[From Rick Marken (2017.03.27.1130)]
Powers1978.pdf (1.46 MB)
Leeanne Wright (2017.03.27.1.39 AEST)
Hi Rick, Martin & Bruce,
LW: Â I continue to be fascinated by this thread!Â The topic of significance-testing in psychology seems to be very salient at the present time. Therefore, good research fodder, perhaps!Â Maybe, the time has finally come ?Â
RM: At Martin&‘s behest I am continuing this discussion as a new thread with the subject head “Behavioral Illusion” even though I think that the behavioral illusion described in Powers’ 1978 Science article (which I have attached; the description of the behavioral illusion begins on p. 425) is directly relevant to significance testing that was being discussed in the “p-hacking” thread. The reason for the relevance is this: Significance testing is most often used in psychology to decide whether one can reject with a sufficiently small probability of being wrong (making a Type I error) the null hypothesis that the independent variable in an experiment did not have an effect on the dependent variable. When you reject the null hypothesis (with only a small probability of being wrong) you are deciding that the independent variable actually does have an effect on the dependent variable. The relevance of this to the behavioral illusion is that Powers shows that, when the systems under study are control systems (called N-systems in the paper), any apparent effect of an independent variable on a dependent variable is an illusion.Â

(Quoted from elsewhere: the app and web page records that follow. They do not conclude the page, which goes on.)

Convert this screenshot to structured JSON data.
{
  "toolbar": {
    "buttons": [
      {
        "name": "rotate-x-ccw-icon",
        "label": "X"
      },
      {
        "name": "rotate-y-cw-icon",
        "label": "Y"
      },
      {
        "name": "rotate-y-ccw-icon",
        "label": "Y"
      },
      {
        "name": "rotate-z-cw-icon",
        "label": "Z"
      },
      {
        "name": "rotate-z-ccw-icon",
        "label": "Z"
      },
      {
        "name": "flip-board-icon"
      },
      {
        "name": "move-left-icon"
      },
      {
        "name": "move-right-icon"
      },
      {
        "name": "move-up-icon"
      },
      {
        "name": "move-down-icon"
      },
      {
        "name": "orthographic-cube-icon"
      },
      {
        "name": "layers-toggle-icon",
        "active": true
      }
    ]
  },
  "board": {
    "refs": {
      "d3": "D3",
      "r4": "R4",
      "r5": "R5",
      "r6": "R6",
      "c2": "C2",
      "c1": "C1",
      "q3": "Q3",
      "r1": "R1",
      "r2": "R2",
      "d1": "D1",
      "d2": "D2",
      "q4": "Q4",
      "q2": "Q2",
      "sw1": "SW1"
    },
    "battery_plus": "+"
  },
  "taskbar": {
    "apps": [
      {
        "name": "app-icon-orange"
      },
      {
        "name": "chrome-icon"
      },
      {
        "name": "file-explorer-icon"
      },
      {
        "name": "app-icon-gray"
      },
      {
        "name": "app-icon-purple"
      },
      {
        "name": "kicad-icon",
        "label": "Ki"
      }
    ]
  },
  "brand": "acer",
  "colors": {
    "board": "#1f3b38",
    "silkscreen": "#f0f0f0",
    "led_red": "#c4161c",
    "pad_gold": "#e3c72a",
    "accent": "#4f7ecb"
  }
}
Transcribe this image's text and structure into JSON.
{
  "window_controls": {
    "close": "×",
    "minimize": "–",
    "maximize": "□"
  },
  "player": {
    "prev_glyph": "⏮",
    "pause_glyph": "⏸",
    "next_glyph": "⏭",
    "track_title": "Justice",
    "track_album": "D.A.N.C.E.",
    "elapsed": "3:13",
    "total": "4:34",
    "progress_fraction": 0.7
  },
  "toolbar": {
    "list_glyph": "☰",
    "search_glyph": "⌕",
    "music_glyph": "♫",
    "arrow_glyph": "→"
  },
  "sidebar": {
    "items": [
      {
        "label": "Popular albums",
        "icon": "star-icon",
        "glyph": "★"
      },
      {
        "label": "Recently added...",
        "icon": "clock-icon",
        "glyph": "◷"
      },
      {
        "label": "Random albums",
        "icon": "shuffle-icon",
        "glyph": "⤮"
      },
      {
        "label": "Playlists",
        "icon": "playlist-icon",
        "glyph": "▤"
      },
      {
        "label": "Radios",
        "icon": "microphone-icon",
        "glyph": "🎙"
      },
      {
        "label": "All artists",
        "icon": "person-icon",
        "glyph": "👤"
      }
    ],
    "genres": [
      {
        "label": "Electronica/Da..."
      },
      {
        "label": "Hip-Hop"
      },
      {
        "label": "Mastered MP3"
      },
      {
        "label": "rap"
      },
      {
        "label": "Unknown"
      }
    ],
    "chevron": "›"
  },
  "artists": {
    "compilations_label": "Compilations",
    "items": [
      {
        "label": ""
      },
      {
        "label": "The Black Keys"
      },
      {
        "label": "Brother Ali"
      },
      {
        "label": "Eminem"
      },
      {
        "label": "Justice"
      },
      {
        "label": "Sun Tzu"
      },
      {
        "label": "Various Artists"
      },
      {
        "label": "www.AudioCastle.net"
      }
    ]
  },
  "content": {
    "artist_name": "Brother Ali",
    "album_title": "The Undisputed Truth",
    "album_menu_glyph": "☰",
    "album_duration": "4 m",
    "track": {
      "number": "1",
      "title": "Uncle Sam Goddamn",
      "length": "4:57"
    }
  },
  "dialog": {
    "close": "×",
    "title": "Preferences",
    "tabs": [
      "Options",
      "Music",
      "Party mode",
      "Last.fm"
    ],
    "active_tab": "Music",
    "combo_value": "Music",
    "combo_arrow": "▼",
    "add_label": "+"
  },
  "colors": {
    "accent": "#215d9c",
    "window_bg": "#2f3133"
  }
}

RM: The “p-hacking” thread noted some ways that significance testing can be abused. One way – the way that disturbed me most when I was a conventional psychologist – was to interpret the significance level as a measure of the probability of the null hypothesis being true. If the results are significant at the .001 level, that is taken to mean that null hypothesis more unlikely to be true than if the results are significant at the .01 level. Thus, the significance level is taken to be an inverse measure of how likely the alternative hypothesis is to be true. As Bruce A. so clearly pointed out, this is a very misleading way of reporting the results of a significance test; the significance level tells only the probability that your decision to reject the null hypothesis is a false alarm (a Type I error). Also, significance testing can be “hacked” in various ways, one being to just eliminate deviant data points and another being to keep increasing the sample size until your statistic is “significant” (with a large enough sample you can always get significance).Â
RM: But the behavioral illusions makes all the problems with significance testing moot. That’s because once you know that you are trying to understand the behavior of a living control system, the aim of your research is no longer to see if various independent variables (stimuli) have an effect on various dependent variables (responses). The aim of your research is to determine the variables that the system controls and how it controls them. The fundamental problem with significance testing, from a PCT perspective, is that is is based on a causal model of behavior; a model that says that the input to the system (the effect of the independent variable) is the ultimate cause of the output of that system (the dependent variable). That is, significance testing in psychology is based on the wrong model of the nature of living systems.
RM: So what I recommend for going forward on this “behavioral illusion” thread is that those of us interested in doing PCT research (which may be just you and me Leeanne;-) should read (or re-read) the attached 1978 Science paper by Powers and then discuss the implications of Powers’ analysis for research in psychology. Let’s see what’s going on in some experiments where the results were analyzed using significance tests and see how we might interpret those results in the context of the analysis in Powers 1978 Science paper. Then let’s propose some experiments consistent with the rather abstract proposals for research presented in that paper (as Experiments 5 and 6).Â
Richard S. MarkenÂ
"Perfection is achieved not when you have nothing more to add, but when you
have nothing left to take away.â?
Â Â Â Â Â Â Â Â Â Â Â Â Â Â Â Â --Antoine de Saint-Exupery